Modi govt dilutes environmental clearances for hydro-electric and mining projects
A gazette notification released by environment ministry states, projects up to 5,000 hectares would’t require clearances. Asbestos mining, which was banned, would now require central govt clearances
In a gazette notification released by the ministry of environment, forest and climate change, the Modi government has decided to completely disregard environmental clearances required for hydro-electric and mining projects, in addition to relaxing stricter laws implemented during the UPA-2.
Unlike the existing laws, the draft regulation suggests that coal mining projects upto 150 hectares would require only state-level clearances; earlier projects only upto 50 hectares could approach the state government for approvals.
In case of irrigation projects, the existing laws state that any project more than 10,000 hectares would require Central government clearances, which are considered to be more stringent than state clearances. Now, the ministry led by Dr Harsh Vardhan has proposed that projects between 5,000 hectares and 50,000 hectares would require clearances only from the state government.
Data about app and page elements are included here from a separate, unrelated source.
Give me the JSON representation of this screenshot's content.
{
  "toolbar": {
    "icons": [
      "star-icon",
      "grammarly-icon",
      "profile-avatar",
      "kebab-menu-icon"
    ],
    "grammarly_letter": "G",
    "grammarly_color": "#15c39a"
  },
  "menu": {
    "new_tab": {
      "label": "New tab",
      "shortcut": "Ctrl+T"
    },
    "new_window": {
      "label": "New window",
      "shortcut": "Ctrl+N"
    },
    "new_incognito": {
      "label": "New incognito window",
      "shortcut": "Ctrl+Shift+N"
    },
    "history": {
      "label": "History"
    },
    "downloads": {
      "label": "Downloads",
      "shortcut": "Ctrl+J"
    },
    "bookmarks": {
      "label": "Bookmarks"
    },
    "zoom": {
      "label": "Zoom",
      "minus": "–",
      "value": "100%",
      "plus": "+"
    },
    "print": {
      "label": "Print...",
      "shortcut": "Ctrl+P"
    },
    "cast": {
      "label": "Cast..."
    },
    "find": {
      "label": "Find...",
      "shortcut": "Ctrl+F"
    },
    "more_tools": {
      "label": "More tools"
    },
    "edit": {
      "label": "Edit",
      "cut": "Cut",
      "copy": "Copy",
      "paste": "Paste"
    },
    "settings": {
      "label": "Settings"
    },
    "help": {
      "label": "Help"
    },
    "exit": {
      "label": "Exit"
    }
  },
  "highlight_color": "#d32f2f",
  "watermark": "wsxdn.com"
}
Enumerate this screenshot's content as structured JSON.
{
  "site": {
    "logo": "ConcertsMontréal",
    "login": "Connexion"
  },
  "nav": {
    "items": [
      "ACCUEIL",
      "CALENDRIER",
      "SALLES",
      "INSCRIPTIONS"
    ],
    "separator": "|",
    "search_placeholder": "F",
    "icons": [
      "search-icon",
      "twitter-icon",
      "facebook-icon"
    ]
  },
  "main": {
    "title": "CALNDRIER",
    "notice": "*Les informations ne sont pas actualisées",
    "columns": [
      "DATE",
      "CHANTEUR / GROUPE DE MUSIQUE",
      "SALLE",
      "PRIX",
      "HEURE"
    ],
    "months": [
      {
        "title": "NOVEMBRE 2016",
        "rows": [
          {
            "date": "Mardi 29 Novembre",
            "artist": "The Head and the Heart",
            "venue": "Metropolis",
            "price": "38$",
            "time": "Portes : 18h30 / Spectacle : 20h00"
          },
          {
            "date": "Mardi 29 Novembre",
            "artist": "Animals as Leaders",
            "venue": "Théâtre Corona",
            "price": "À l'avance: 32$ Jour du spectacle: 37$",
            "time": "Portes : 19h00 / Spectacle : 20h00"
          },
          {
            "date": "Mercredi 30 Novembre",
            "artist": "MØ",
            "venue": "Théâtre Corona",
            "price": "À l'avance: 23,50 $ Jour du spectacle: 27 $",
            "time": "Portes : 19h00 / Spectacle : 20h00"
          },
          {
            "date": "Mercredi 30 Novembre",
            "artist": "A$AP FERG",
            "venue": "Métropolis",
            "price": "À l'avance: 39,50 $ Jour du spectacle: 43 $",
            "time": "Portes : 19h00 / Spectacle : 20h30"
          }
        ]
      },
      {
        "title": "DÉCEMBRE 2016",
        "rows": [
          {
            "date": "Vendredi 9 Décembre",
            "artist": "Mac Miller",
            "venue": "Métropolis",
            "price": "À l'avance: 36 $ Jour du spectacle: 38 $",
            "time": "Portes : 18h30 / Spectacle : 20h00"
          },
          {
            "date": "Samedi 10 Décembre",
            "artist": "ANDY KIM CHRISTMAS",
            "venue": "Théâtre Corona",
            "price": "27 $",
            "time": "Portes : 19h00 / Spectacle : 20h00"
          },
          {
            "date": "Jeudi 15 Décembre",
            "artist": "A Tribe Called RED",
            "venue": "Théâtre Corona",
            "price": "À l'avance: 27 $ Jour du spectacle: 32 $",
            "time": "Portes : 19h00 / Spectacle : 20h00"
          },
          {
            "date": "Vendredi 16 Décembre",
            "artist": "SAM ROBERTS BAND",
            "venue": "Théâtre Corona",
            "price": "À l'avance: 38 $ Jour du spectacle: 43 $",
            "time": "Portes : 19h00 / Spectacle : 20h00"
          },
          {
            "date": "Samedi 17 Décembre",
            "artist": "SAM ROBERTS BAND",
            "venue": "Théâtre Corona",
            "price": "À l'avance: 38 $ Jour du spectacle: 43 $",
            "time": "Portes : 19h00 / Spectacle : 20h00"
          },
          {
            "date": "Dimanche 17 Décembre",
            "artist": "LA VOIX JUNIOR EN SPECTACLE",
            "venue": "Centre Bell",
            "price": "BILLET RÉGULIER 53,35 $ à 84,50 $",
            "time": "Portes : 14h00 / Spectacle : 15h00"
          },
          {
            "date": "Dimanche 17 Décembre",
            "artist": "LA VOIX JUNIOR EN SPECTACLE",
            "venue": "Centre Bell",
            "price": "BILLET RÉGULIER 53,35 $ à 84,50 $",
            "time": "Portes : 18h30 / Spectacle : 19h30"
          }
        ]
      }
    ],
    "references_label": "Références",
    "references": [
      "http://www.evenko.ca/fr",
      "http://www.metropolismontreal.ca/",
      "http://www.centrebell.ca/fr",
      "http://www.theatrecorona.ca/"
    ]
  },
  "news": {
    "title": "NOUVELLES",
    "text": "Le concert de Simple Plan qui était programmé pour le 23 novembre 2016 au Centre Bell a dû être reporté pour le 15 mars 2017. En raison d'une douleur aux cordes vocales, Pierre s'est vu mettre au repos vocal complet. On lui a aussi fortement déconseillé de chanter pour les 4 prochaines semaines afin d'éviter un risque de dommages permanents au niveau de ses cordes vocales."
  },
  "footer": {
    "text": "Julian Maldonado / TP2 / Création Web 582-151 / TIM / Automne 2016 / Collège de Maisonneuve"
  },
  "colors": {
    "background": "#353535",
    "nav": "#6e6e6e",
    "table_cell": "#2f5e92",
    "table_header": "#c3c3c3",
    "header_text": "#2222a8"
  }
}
In an alarming change, the regulation states that projects up to 5,000 hectares would not require any clearances. Interestingly, asbestos mining is not allowed, but the notification shows it as a category A project (Central government clearances).
“All these measures and notifications are retrograde, particularly because even if you mine coal on a small area, it has a huge ecological impact. You can’t make the rules lax. What the change in rules means is that all projects between 10,000 hectares and 50,000 hectares that would have required a nod from the Central government does not need so anymore. It can be quietly obtained at the state level,” points out Shripad Dharmadhikary, the founder of Manthan Adhyayan Kendra.
“All these projects are likely to have a large impact on the ecology. There is no rationale behind removing them from the category A (Central government clearances). Projects less than 5,000 hectares are exempt from getting clearances now. What they don’t realise is that small projects can have a significant impact on the environment,” adds Dharmadhikary.
As per new notification, less than 100 hectares of non-coal mining lease area will not appraised by Expert Appraisal Committee of central government. Earlier it was less than 50 hectares.
“By this notification now all the projects less than 100 hectares area will be appraised as category B project and will not be required to prepare Environment Impact Assessment reports. They will go before State Impact Assessment Authority and not before Central committee. Also now large projects will be considered by State Level Environment Impact Assessment Authority and will miss the scrutiny which projects from central government attract,” said Rahul Choudhary, a senior lawyer with Legal Initiative for Forest and Environment (LIFE).